Records supplied:
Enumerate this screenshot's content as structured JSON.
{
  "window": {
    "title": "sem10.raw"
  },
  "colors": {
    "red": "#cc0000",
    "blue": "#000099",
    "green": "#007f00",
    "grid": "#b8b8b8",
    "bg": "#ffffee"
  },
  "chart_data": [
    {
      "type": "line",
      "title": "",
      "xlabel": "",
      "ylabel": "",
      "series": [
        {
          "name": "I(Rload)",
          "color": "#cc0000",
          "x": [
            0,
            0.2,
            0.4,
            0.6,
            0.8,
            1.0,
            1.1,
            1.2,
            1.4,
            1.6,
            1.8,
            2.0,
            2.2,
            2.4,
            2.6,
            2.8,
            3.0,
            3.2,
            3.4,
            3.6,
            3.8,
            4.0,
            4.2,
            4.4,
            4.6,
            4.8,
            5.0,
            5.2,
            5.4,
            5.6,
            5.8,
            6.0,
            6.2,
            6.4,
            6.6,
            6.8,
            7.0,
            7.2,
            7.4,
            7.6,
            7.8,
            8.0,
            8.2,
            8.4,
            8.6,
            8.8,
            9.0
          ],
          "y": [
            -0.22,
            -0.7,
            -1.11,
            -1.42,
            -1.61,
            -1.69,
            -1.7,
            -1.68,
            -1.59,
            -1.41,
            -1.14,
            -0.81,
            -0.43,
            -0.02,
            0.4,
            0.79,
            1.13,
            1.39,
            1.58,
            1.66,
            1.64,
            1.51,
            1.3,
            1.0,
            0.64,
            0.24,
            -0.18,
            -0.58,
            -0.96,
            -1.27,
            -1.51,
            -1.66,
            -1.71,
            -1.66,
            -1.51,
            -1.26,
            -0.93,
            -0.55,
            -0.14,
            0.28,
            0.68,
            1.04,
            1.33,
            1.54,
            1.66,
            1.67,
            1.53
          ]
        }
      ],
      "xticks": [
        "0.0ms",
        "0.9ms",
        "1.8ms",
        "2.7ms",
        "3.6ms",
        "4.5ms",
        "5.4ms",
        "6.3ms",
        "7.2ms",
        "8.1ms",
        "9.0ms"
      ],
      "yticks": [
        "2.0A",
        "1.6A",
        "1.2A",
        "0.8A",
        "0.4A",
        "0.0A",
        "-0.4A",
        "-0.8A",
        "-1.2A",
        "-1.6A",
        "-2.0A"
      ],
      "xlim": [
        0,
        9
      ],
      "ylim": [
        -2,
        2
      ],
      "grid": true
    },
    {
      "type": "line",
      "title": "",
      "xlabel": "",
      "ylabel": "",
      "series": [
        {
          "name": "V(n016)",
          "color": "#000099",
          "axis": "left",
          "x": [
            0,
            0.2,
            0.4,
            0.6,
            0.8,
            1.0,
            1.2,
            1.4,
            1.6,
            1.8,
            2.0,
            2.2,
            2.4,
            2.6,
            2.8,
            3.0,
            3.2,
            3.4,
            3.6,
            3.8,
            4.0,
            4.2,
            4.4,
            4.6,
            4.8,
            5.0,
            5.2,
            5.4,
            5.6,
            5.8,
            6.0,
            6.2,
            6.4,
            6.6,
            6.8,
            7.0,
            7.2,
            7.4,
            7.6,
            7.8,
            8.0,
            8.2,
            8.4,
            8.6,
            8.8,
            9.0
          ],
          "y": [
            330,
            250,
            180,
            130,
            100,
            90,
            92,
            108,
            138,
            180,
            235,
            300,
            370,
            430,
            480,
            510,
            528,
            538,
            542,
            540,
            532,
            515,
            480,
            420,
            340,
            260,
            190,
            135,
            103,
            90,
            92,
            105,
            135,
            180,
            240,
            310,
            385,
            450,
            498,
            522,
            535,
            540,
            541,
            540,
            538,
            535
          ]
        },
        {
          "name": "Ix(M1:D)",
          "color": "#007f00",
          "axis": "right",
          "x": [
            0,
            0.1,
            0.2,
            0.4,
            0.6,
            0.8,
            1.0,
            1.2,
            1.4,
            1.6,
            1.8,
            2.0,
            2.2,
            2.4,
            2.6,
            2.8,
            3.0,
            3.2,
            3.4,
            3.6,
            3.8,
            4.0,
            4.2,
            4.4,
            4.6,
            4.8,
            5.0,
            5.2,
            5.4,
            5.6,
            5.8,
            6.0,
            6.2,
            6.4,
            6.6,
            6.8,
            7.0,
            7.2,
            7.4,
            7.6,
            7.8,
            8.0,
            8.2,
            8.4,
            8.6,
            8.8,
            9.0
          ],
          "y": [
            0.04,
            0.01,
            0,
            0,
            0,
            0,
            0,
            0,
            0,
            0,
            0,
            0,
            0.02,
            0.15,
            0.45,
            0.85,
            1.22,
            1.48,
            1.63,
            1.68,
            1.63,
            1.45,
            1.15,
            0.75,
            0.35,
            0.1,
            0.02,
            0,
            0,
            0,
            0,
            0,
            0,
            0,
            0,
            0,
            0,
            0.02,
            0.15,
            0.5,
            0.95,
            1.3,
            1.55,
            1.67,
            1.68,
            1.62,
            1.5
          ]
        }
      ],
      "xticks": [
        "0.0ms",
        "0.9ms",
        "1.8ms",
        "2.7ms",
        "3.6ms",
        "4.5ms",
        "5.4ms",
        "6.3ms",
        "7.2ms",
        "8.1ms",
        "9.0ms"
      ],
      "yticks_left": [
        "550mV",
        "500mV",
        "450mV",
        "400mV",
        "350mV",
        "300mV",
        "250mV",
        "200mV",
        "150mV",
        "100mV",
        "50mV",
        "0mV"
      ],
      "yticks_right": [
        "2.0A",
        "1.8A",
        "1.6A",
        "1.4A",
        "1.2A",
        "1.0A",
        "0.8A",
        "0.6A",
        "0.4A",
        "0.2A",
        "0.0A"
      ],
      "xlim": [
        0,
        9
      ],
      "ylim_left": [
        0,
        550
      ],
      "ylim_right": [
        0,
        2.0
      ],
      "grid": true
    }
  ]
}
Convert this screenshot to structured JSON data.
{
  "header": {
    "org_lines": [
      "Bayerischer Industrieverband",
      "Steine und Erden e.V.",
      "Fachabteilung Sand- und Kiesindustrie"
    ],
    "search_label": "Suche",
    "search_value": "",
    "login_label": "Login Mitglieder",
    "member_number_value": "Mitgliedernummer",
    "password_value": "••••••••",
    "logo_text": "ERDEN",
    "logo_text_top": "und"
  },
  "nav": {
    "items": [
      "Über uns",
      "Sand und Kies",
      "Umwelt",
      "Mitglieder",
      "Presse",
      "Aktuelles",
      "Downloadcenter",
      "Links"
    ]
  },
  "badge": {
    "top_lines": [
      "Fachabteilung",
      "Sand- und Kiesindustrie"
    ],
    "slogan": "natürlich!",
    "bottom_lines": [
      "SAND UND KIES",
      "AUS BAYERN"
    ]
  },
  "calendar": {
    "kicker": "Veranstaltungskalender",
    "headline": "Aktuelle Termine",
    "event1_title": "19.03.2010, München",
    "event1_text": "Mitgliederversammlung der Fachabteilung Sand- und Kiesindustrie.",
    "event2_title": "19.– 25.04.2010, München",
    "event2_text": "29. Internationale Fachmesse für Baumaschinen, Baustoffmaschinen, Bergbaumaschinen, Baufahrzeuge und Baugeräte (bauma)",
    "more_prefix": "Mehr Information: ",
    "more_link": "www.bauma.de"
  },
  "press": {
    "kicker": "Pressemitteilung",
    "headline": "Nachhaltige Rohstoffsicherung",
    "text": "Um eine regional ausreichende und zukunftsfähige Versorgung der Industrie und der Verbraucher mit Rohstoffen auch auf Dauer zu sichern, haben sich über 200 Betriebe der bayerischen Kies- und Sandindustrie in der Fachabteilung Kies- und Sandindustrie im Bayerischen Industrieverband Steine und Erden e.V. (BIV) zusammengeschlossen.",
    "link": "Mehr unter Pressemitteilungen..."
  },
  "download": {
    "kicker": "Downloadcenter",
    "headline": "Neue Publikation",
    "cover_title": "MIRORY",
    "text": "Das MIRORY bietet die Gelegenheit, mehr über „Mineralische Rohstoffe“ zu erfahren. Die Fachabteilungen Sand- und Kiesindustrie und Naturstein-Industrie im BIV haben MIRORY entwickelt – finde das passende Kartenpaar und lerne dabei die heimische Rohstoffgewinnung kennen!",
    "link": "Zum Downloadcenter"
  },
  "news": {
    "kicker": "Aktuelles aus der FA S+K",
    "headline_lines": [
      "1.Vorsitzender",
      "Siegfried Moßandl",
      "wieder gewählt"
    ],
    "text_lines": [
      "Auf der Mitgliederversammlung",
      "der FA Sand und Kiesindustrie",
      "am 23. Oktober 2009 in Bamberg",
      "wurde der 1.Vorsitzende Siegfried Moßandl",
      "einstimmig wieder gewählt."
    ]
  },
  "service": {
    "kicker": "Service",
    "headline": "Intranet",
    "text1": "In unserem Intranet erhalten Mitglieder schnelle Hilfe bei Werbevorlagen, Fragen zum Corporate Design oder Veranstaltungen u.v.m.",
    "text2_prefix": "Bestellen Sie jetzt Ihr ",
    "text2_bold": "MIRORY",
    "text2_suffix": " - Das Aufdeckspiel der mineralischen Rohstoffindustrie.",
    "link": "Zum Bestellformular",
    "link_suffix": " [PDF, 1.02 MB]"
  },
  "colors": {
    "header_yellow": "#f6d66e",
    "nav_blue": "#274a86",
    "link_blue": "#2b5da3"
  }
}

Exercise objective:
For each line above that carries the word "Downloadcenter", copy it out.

Solution for this problem:
      "Downloadcenter",
    "kicker": "Downloadcenter",
    "link": "Zum Downloadcenter"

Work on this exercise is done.